I spend most of my time studying the regulatory, legislative and scientific challenges to vaping, advocating for our right to exist, and talking with others who do the same. Consider me a source for information, and feel free to agree or disagree with anything I say. I love good coffee and sweet Michigan cherries. My childhood hero was Gordie Howe.
  • carlvphillips

    Jim,
    Nice find, and you are undoubtedly right to be suspicious that It’s A Trap! Just to clarify, though, RTI probably does not give a rat’s ass about vaping, one way or another. They just care that FDA is paying them to produce results that support whatever FDA wants to do. That is probably worse.

    • Jim McDonald

      You may be right. But the result is the same for vapers, no matter the motive.

      Thanks for commenting, Carl!

  • Jeff Kendall

    I guess its obvious but did they pick the youngest one you filled out? Also perhaps the vape tricks part is more carrot on a stick to get a kid being stupid. Man this is fasinating to witness, like live tweeting the prohibiton

    • Jim McDonald

      Nope, not the youngest.
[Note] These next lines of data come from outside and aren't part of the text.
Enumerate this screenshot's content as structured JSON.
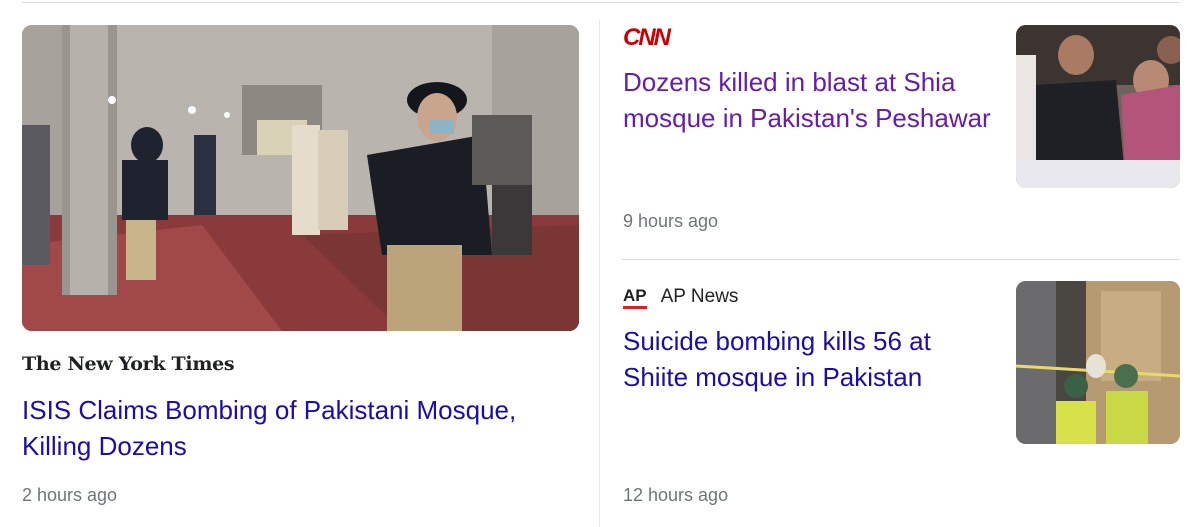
{
  "left_story": {
    "source": "The New York Times",
    "title": "ISIS Claims Bombing of Pakistani Mosque, Killing Dozens",
    "time": "2 hours ago",
    "image_icon": "news-photo"
  },
  "right_stories": [
    {
      "source": "CNN",
      "title": "Dozens killed in blast at Shia mosque in Pakistan's Peshawar",
      "time": "9 hours ago",
      "image_icon": "news-thumbnail"
    },
    {
      "source_logo": "AP",
      "source": "AP News",
      "title": "Suicide bombing kills 56 at Shiite mosque in Pakistan",
      "time": "12 hours ago",
      "image_icon": "news-thumbnail"
    }
  ],
  "colors": {
    "title_link": "#1a0dab",
    "visited_link": "#681da8",
    "meta_gray": "#70757a",
    "cnn_red": "#cc0000",
    "ap_red": "#e21f26"
  }
}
The one that succeeded was 20, never smoked, used zero-nic.